Task to carry out>
Gather every line below where "JSON" appears.

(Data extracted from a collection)

══════════

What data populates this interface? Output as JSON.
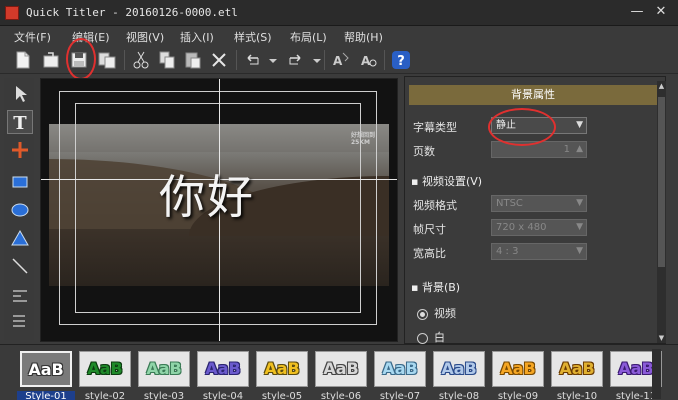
{
  "window": {
    "title": "Quick Titler - 20160126-0000.etl",
    "minimize": "—",
    "close": "✕"
  },
  "menu": [
    "文件(F)",
    "编辑(E)",
    "视图(V)",
    "插入(I)",
    "样式(S)",
    "布局(L)",
    "帮助(H)"
  ],
  "toolbar": {
    "icons": [
      "new-file-icon",
      "open-file-icon",
      "save-icon",
      "save-as-icon",
      "cut-icon",
      "copy-icon",
      "paste-icon",
      "delete-icon",
      "undo-icon",
      "redo-icon",
      "text-style-icon",
      "text-search-icon",
      "help-icon"
    ],
    "help": "?"
  },
  "tools": [
    "select-arrow-icon",
    "text-tool-icon",
    "move-tool-icon",
    "rectangle-icon",
    "ellipse-icon",
    "triangle-icon",
    "line-icon",
    "align-icon",
    "distribute-icon"
  ],
  "canvas": {
    "caption": "你好",
    "logo_mark": "好想回到\n25KM"
  },
  "panel": {
    "header": "背景属性",
    "caption_type_label": "字幕类型",
    "caption_type_value": "静止",
    "page_label": "页数",
    "page_value": "1",
    "video_section": "视频设置(V)",
    "video_format_label": "视频格式",
    "video_format_value": "NTSC",
    "frame_size_label": "帧尺寸",
    "frame_size_value": "720 x 480",
    "aspect_label": "宽高比",
    "aspect_value": "4 : 3",
    "bg_section": "背景(B)",
    "bg_video": "视频",
    "bg_white": "白"
  },
  "styles": [
    {
      "label": "Style-01",
      "text": "AaB",
      "color": "#ffffff",
      "stroke": "#333333",
      "bg": "#6a6a6a"
    },
    {
      "label": "style-02",
      "text": "AaB",
      "color": "#1f8a2a",
      "stroke": "#0c3b10",
      "bg": "#e6e6e6"
    },
    {
      "label": "style-03",
      "text": "AaB",
      "color": "#8fd4a8",
      "stroke": "#3a7a55",
      "bg": "#e6e6e6"
    },
    {
      "label": "style-04",
      "text": "AaB",
      "color": "#6a5acd",
      "stroke": "#2a2470",
      "bg": "#e6e6e6"
    },
    {
      "label": "style-05",
      "text": "AaB",
      "color": "#f0c020",
      "stroke": "#5a4a10",
      "bg": "#e6e6e6"
    },
    {
      "label": "style-06",
      "text": "AaB",
      "color": "#d7d7d7",
      "stroke": "#444444",
      "bg": "#e6e6e6"
    },
    {
      "label": "style-07",
      "text": "AaB",
      "color": "#a8d8f0",
      "stroke": "#3a6a8a",
      "bg": "#e6e6e6"
    },
    {
      "label": "style-08",
      "text": "AaB",
      "color": "#b0c8e8",
      "stroke": "#2a4a8a",
      "bg": "#e6e6e6"
    },
    {
      "label": "style-09",
      "text": "AaB",
      "color": "#f5a623",
      "stroke": "#7a4a00",
      "bg": "#e6e6e6"
    },
    {
      "label": "style-10",
      "text": "AaB",
      "color": "#e0b030",
      "stroke": "#6a3a00",
      "bg": "#e6e6e6"
    },
    {
      "label": "style-11",
      "text": "AaB",
      "color": "#8a5ad8",
      "stroke": "#3a1a70",
      "bg": "#e6e6e6"
    }
  ],
  "colors": {
    "accent_header": "#7a6a3c",
    "selection": "#1d3f8c",
    "annotation": "#e0302f"
  }
}
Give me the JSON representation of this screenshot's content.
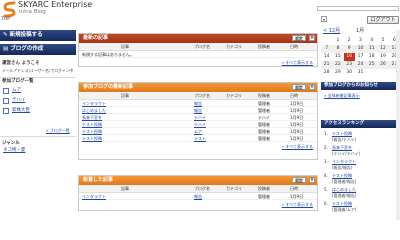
{
  "app": {
    "brand": "SKYARC Enterprise",
    "subbrand": "Intra Blog",
    "breadcrumb": "TOP"
  },
  "header": {
    "login_button": "ログアウト",
    "dropdown_icon": "chevron-down-icon"
  },
  "sidebar": {
    "nav": [
      "新規投稿する",
      "ブログの作成"
    ],
    "welcome_title": "運営さん ようこそ",
    "welcome_sub": "メールアドレス(ユーザー名)でログイン中",
    "myblogs_title": "参加ブログ一覧",
    "blogs": [
      "ムア",
      "テハイ",
      "新株大臣"
    ],
    "blog_more": "» ブログ一覧",
    "genre_title": "ジャンル",
    "genre_link": "ネコ特・夏"
  },
  "panels": [
    {
      "title": "最新の記事",
      "settings": "設定",
      "close": "×",
      "columns": [
        "記事",
        "ブログ名",
        "カテゴリ",
        "投稿者",
        "日時"
      ],
      "rows": [
        {
          "a": "新規する記事はありません。",
          "b": "",
          "c": "",
          "d": "",
          "e": ""
        }
      ],
      "more": "» すべて表示する"
    },
    {
      "title": "参加ブログの最新記事",
      "settings": "設定",
      "close": "×",
      "columns": [
        "記事",
        "ブログ名",
        "カテゴリ",
        "投稿者",
        "日時"
      ],
      "rows": [
        {
          "a": "インタラクト",
          "b": "報告",
          "c": "",
          "d": "管理者",
          "e": "1月9日"
        },
        {
          "a": "はじめました",
          "b": "報告",
          "c": "",
          "d": "管理者",
          "e": "1月9日"
        },
        {
          "a": "長来下宮を",
          "b": "テハイ",
          "c": "",
          "d": "テハイ",
          "e": "1月9日"
        },
        {
          "a": "テスト投稿",
          "b": "テハイ",
          "c": "",
          "d": "管理者",
          "e": "1月9日"
        },
        {
          "a": "テスト投稿",
          "b": "ムア",
          "c": "",
          "d": "管理者",
          "e": "1月9日"
        },
        {
          "a": "テスト投稿",
          "b": "テスト",
          "c": "",
          "d": "管理者",
          "e": "1月9日"
        }
      ],
      "more": "» すべて表示する"
    },
    {
      "title": "新着した記事",
      "settings": "設定",
      "close": "×",
      "columns": [
        "記事",
        "ブログ名",
        "カテゴリ",
        "投稿者",
        "日時"
      ],
      "rows": [
        {
          "a": "インタラクト",
          "b": "報告",
          "c": "",
          "d": "管理者",
          "e": "1月9日"
        }
      ],
      "more": "» すべて表示する"
    }
  ],
  "calendar": {
    "prev": "< 12月",
    "month": "1月",
    "rows": [
      [
        "",
        "1",
        "2",
        "3",
        "4",
        "5",
        "6"
      ],
      [
        "7",
        "8",
        "9",
        "10",
        "11",
        "12",
        "13"
      ],
      [
        "14",
        "15",
        "16",
        "17",
        "18",
        "19",
        "20"
      ],
      [
        "21",
        "22",
        "23",
        "24",
        "25",
        "26",
        "27"
      ],
      [
        "28",
        "29",
        "30",
        "31",
        "",
        "",
        ""
      ]
    ],
    "highlight": "16"
  },
  "news": {
    "title": "参加ブログからのお知らせ",
    "link": "» 全体新着記事表示"
  },
  "ranking": {
    "title": "アクセスランキング",
    "items": [
      {
        "n": "1.",
        "t": "テスト投稿",
        "s": "(報告/テハイ)"
      },
      {
        "n": "2.",
        "t": "長来下宮を",
        "s": "(テハイ/テハイ)"
      },
      {
        "n": "3.",
        "t": "インタラクト",
        "s": "(報告/報告)"
      },
      {
        "n": "4.",
        "t": "テスト投稿",
        "s": "(管理者/報告)"
      },
      {
        "n": "5.",
        "t": "はじめました",
        "s": "(管理者/報告)"
      },
      {
        "n": "6.",
        "t": "テスト投稿",
        "s": "(管理者/ムア)"
      }
    ]
  }
}
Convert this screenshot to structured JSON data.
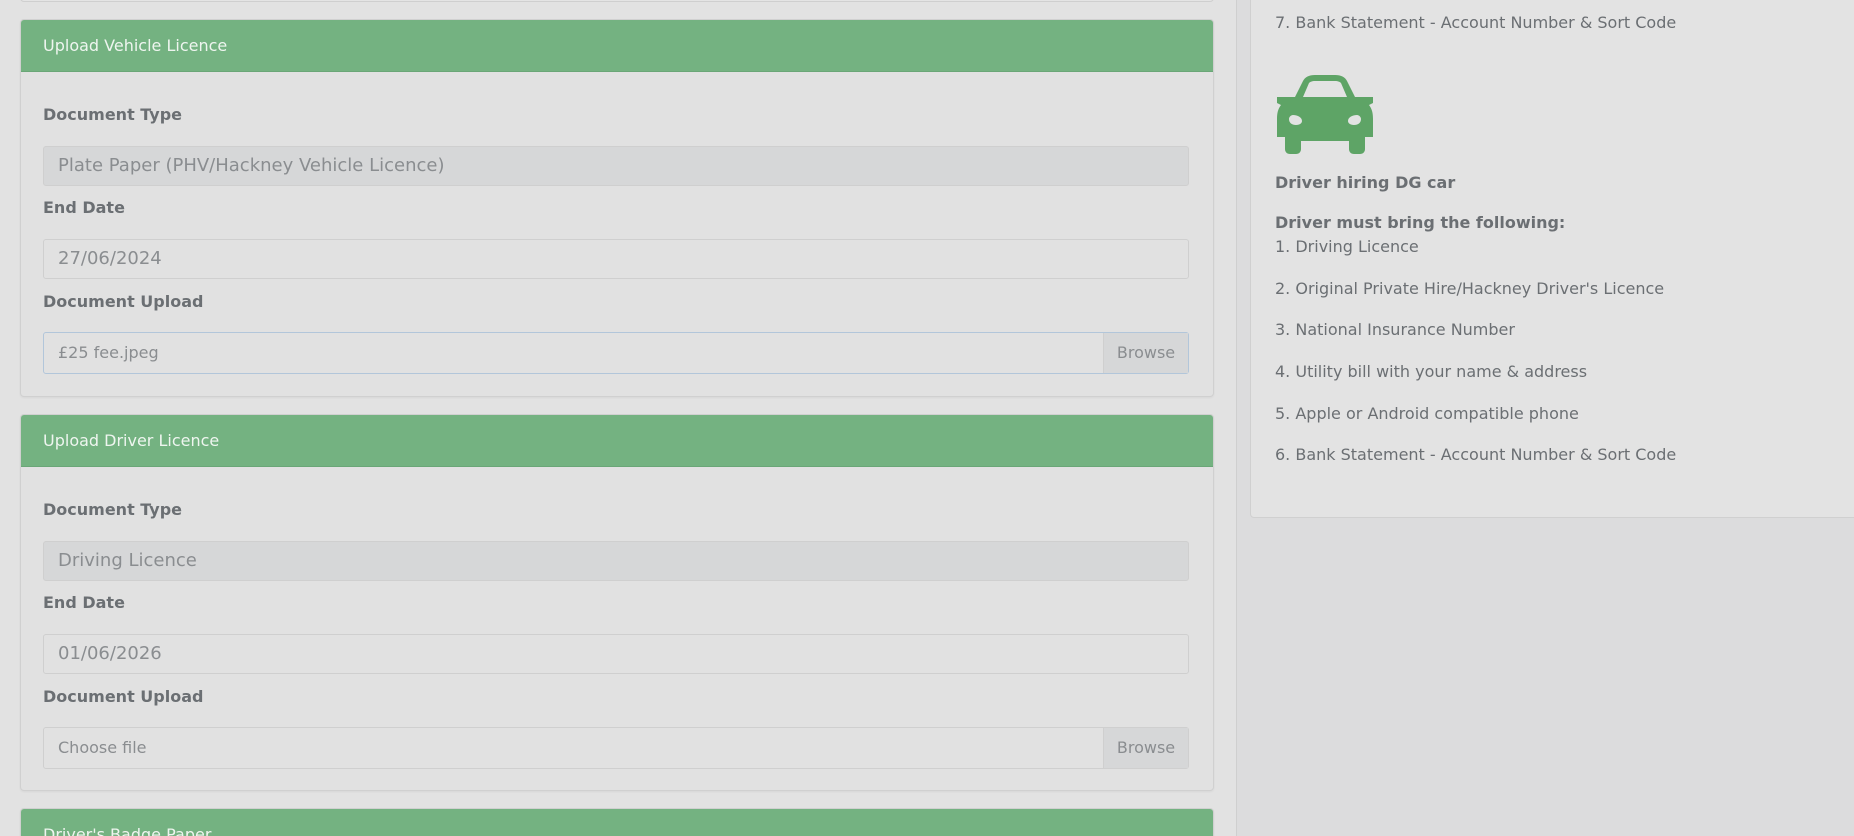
{
  "forms": {
    "vehicle": {
      "header": "Upload Vehicle Licence",
      "doc_type_label": "Document Type",
      "doc_type_value": "Plate Paper (PHV/Hackney Vehicle Licence)",
      "end_date_label": "End Date",
      "end_date_value": "27/06/2024",
      "upload_label": "Document Upload",
      "file_name": "£25 fee.jpeg",
      "browse_label": "Browse"
    },
    "driver": {
      "header": "Upload Driver Licence",
      "doc_type_label": "Document Type",
      "doc_type_value": "Driving Licence",
      "end_date_label": "End Date",
      "end_date_value": "01/06/2026",
      "upload_label": "Document Upload",
      "file_placeholder": "Choose file",
      "browse_label": "Browse"
    },
    "badge": {
      "header": "Driver's Badge Paper"
    }
  },
  "sidebar": {
    "prev_item_7": "7. Bank Statement - Account Number & Sort Code",
    "icon": "car-icon",
    "icon_color": "#5ea466",
    "section_title": "Driver hiring DG car",
    "requirements_title": "Driver must bring the following:",
    "requirements": [
      "1. Driving Licence",
      "2. Original Private Hire/Hackney Driver's Licence",
      "3. National Insurance Number",
      "4. Utility bill with your name & address",
      "5. Apple or Android compatible phone",
      "6. Bank Statement - Account Number & Sort Code"
    ]
  },
  "colors": {
    "card_header": "#74b281",
    "page_background": "#dcdcdd"
  }
}
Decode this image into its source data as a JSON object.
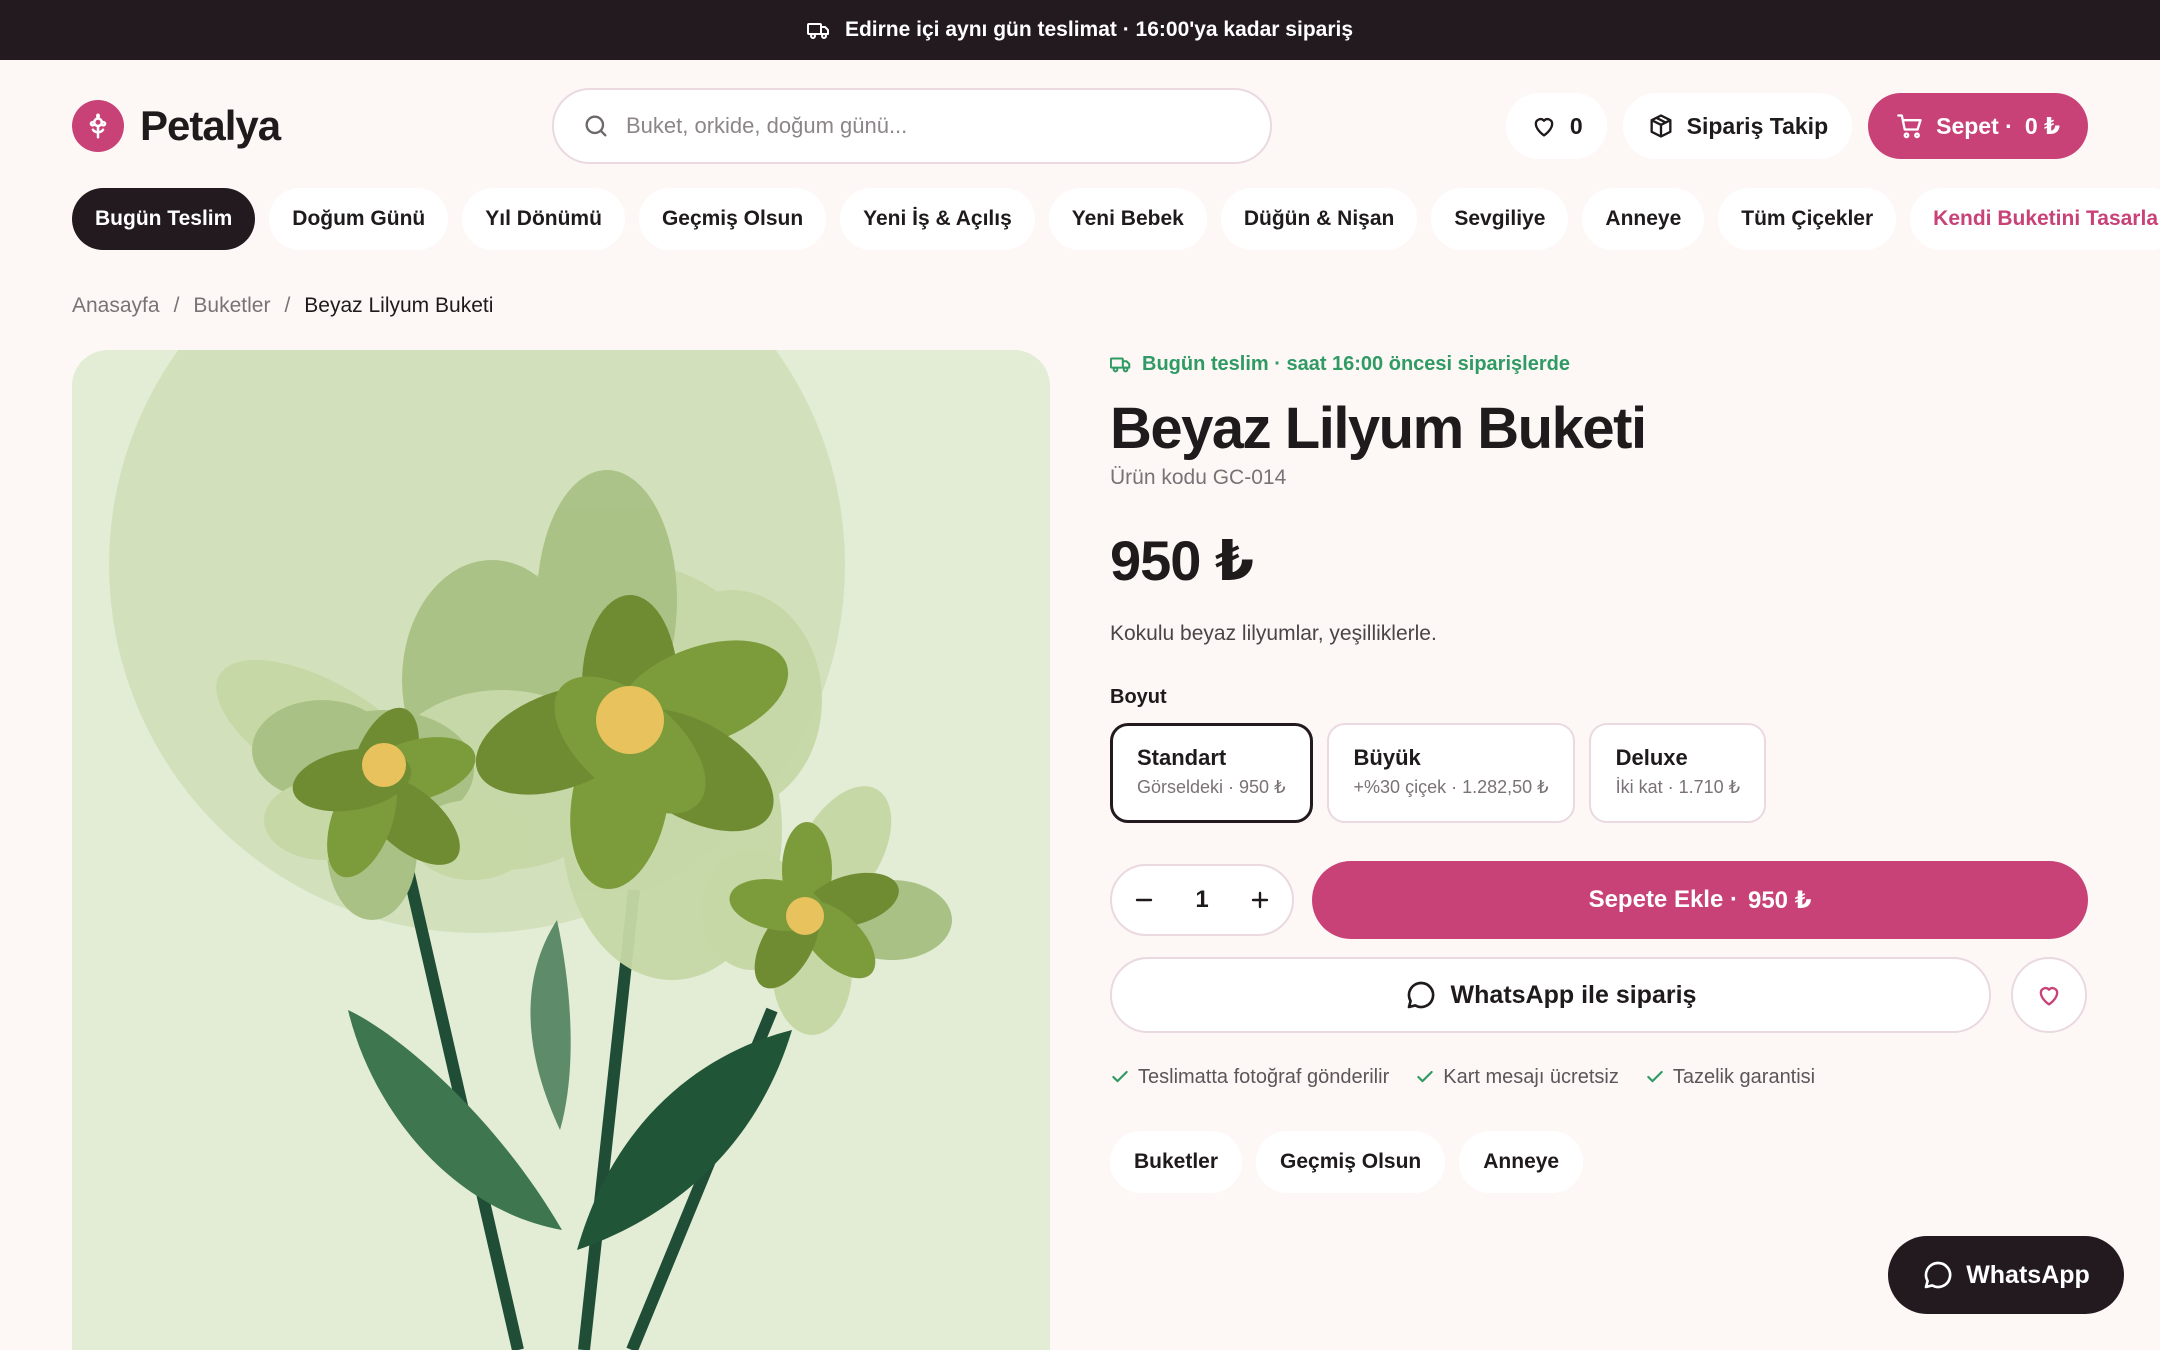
{
  "topbar": {
    "text": "Edirne içi aynı gün teslimat · 16:00'ya kadar sipariş",
    "icon": "truck-icon"
  },
  "brand": {
    "name": "Petalya",
    "color": "#c84278",
    "icon": "flower-icon"
  },
  "search": {
    "placeholder": "Buket, orkide, doğum günü..."
  },
  "header": {
    "favorites_count": "0",
    "order_tracking": "Sipariş Takip",
    "cart_label": "Sepet ·",
    "cart_total": "0 ₺"
  },
  "categories": [
    {
      "label": "Bugün Teslim"
    },
    {
      "label": "Doğum Günü"
    },
    {
      "label": "Yıl Dönümü"
    },
    {
      "label": "Geçmiş Olsun"
    },
    {
      "label": "Yeni İş & Açılış"
    },
    {
      "label": "Yeni Bebek"
    },
    {
      "label": "Düğün & Nişan"
    },
    {
      "label": "Sevgiliye"
    },
    {
      "label": "Anneye"
    },
    {
      "label": "Tüm Çiçekler"
    },
    {
      "label": "Kendi Buketini Tasarla"
    }
  ],
  "breadcrumb": {
    "home": "Anasayfa",
    "section": "Buketler",
    "current": "Beyaz Lilyum Buketi"
  },
  "product": {
    "delivery_note": "Bugün teslim · saat 16:00 öncesi siparişlerde",
    "title": "Beyaz Lilyum Buketi",
    "sku": "Ürün kodu GC-014",
    "price": "950 ₺",
    "description": "Kokulu beyaz lilyumlar, yeşilliklerle.",
    "size_label": "Boyut",
    "sizes": [
      {
        "name": "Standart",
        "sub": "Görseldeki · 950 ₺",
        "selected": true
      },
      {
        "name": "Büyük",
        "sub": "+%30 çiçek · 1.282,50 ₺",
        "selected": false
      },
      {
        "name": "Deluxe",
        "sub": "İki kat · 1.710 ₺",
        "selected": false
      }
    ],
    "quantity": "1",
    "add_to_cart": "Sepete Ekle ·",
    "add_to_cart_price": "950 ₺",
    "whatsapp_order": "WhatsApp ile sipariş",
    "perks": [
      "Teslimatta fotoğraf gönderilir",
      "Kart mesajı ücretsiz",
      "Tazelik garantisi"
    ],
    "tags": [
      "Buketler",
      "Geçmiş Olsun",
      "Anneye"
    ]
  },
  "float_whatsapp": "WhatsApp",
  "colors": {
    "accent": "#c84278",
    "dark": "#231a20",
    "success": "#2f9a64",
    "background": "#fdf8f5"
  }
}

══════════

Answer box>
What data populates this interface? Output as JSON.
Give me the JSON representation of this screenshot's content.
Convert this screenshot to structured JSON data.
Decode this image into its source data as a JSON object.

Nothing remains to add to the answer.